(Page and application data records)
<<<<
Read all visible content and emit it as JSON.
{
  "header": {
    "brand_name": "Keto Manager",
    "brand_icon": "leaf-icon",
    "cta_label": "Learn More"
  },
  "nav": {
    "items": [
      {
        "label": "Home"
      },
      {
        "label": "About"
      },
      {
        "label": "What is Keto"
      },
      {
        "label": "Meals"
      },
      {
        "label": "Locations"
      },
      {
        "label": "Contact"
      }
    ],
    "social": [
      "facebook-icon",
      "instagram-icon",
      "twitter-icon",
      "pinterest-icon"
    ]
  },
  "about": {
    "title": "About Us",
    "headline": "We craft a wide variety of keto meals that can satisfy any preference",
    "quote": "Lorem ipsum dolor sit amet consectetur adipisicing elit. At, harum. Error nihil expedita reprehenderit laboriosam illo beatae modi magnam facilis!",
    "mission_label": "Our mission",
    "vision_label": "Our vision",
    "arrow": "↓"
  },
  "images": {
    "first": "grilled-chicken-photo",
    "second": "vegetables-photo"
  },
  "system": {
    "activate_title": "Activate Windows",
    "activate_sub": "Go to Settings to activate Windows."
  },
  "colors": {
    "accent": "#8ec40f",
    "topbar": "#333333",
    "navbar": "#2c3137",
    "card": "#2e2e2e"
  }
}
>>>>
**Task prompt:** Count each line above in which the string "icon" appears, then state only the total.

**Exercise solution:** 5